Data in this exercise
****************************************
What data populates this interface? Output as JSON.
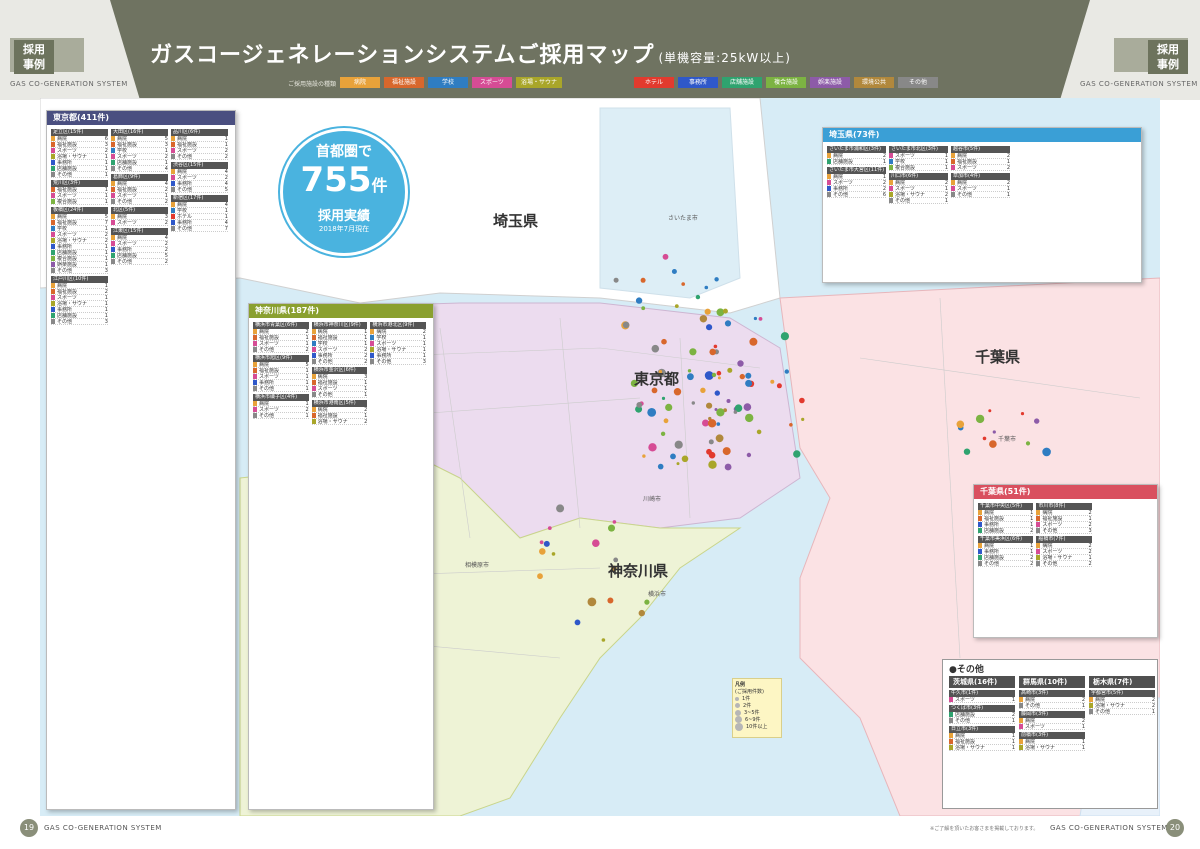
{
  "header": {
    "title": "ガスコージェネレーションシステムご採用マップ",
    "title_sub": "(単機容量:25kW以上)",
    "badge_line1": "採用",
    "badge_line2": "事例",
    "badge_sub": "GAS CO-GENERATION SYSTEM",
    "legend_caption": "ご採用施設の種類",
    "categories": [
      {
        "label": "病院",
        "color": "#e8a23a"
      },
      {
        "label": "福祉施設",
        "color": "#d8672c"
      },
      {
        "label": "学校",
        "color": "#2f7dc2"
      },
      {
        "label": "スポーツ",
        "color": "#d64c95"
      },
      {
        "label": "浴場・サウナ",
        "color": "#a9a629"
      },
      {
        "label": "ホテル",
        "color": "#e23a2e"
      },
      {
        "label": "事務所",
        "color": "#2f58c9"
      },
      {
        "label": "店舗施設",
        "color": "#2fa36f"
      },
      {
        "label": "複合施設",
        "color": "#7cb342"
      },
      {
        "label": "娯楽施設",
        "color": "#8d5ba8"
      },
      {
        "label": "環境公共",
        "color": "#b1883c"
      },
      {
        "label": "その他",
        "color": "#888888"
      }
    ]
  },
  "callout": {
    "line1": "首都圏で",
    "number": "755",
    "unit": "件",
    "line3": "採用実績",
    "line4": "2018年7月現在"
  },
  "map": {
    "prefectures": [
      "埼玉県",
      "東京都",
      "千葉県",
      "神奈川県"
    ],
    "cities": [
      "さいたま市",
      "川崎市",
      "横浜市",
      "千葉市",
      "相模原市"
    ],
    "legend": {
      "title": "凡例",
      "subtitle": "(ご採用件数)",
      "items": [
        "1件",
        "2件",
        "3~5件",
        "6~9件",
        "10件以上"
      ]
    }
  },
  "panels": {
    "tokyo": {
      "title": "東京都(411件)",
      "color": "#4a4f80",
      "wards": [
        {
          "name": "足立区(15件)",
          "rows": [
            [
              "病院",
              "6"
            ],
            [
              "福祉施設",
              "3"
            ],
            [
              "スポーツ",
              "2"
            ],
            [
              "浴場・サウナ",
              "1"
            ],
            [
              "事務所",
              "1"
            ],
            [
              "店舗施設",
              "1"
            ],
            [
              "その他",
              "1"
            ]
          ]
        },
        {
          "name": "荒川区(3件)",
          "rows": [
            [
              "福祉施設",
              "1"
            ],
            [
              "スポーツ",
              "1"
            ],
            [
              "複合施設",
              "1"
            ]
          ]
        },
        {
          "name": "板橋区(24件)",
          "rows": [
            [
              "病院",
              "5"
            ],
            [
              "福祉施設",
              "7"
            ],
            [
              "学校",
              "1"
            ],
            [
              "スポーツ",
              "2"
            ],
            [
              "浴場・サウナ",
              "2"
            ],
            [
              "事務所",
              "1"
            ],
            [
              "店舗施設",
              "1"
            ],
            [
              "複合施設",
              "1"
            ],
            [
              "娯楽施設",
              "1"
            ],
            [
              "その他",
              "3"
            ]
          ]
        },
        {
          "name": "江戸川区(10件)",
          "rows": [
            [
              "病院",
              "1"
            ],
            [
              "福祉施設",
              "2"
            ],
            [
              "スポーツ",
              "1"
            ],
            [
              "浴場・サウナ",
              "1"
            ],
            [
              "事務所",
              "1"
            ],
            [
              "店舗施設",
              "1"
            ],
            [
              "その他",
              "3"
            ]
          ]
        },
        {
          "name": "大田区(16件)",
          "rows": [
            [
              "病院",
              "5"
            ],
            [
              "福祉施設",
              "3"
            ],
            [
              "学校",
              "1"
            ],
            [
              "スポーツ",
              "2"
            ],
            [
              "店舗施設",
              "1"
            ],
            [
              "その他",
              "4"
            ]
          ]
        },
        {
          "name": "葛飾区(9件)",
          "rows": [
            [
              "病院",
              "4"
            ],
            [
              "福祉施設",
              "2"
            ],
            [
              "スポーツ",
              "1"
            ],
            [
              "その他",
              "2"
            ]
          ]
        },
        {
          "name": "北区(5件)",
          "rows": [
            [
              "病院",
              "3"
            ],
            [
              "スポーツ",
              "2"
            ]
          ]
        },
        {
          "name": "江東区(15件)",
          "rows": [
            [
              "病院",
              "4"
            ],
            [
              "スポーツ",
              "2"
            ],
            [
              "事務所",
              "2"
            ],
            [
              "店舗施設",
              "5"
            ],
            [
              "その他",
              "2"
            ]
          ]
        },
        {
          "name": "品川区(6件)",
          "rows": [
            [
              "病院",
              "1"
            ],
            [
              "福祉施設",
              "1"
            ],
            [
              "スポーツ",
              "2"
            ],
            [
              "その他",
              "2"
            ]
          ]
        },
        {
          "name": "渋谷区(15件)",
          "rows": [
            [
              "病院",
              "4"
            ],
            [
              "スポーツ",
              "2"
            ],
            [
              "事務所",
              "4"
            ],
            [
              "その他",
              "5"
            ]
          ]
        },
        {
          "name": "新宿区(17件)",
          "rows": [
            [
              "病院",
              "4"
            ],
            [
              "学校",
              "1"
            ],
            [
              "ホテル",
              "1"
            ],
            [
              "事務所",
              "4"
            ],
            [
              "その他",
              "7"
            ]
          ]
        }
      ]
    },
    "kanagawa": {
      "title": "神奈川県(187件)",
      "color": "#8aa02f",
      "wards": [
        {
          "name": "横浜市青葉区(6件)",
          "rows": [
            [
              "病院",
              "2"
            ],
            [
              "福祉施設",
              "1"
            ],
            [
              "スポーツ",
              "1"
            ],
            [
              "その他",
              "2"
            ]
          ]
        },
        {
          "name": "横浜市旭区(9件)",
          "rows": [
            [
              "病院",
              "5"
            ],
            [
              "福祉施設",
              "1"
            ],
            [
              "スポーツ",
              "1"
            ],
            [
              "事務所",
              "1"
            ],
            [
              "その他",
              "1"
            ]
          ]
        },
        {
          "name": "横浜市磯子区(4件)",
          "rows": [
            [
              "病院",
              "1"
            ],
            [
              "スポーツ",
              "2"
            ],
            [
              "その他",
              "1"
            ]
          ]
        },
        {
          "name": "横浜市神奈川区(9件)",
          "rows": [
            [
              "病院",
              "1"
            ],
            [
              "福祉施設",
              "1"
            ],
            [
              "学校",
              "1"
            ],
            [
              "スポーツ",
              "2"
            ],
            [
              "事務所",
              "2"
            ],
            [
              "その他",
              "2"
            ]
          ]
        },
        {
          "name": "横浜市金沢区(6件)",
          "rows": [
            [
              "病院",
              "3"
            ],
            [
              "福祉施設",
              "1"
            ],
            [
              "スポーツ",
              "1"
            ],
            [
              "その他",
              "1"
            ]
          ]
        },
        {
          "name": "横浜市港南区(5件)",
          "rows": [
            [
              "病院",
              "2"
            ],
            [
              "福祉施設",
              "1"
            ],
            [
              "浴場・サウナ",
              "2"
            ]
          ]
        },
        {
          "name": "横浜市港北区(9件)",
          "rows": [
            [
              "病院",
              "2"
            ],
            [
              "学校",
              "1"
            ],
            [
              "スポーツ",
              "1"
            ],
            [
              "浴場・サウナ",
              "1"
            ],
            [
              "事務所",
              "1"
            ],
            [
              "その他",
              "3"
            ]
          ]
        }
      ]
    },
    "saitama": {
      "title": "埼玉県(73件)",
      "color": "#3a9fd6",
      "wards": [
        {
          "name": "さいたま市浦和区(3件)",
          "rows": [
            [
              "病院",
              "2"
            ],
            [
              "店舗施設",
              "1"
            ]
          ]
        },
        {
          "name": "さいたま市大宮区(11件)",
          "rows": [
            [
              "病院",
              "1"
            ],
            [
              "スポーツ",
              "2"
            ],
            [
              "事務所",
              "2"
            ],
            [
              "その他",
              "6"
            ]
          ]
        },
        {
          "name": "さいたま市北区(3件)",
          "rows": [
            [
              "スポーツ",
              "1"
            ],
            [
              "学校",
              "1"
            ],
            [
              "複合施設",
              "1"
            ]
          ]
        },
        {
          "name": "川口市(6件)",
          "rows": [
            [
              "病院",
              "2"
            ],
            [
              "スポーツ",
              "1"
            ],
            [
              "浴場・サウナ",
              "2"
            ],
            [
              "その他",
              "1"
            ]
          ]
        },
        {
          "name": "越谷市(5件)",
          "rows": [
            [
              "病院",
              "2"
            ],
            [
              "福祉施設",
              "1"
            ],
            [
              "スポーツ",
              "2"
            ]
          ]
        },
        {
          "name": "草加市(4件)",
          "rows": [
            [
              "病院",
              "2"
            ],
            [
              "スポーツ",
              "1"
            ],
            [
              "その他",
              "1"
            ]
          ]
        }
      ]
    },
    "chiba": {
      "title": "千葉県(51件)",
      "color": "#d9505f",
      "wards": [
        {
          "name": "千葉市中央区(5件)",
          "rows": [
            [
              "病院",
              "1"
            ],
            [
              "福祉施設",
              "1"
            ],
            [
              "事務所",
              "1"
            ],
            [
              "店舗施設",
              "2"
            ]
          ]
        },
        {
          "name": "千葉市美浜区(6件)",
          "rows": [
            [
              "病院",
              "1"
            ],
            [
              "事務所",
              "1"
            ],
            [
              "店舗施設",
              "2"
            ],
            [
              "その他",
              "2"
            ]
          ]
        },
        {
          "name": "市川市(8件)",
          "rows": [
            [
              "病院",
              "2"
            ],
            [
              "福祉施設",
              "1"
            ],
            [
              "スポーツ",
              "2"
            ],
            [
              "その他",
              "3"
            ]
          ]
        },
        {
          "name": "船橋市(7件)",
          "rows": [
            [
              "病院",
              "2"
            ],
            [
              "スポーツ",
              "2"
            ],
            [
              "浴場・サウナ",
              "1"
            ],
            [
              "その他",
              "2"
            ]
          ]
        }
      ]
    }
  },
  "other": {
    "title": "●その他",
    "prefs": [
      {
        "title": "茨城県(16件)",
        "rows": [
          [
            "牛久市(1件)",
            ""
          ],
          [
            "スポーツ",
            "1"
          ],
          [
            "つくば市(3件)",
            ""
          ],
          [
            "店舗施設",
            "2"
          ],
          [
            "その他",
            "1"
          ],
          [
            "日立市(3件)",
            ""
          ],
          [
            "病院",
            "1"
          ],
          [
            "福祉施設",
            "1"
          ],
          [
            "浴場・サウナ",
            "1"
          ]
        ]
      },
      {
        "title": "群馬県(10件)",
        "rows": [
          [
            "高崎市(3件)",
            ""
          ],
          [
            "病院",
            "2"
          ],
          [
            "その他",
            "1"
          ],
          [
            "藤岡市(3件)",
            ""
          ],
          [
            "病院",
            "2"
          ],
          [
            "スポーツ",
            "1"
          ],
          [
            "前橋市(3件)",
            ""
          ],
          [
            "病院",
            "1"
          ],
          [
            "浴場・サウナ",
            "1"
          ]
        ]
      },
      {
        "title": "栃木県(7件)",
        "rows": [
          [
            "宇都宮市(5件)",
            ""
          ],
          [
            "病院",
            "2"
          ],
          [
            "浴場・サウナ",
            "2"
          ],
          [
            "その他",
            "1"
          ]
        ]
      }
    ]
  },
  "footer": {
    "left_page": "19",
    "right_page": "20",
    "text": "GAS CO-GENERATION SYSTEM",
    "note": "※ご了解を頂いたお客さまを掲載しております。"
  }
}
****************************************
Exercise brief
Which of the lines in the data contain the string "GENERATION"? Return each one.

Task output
    "badge_sub": "GAS CO-GENERATION SYSTEM",
    "text": "GAS CO-GENERATION SYSTEM",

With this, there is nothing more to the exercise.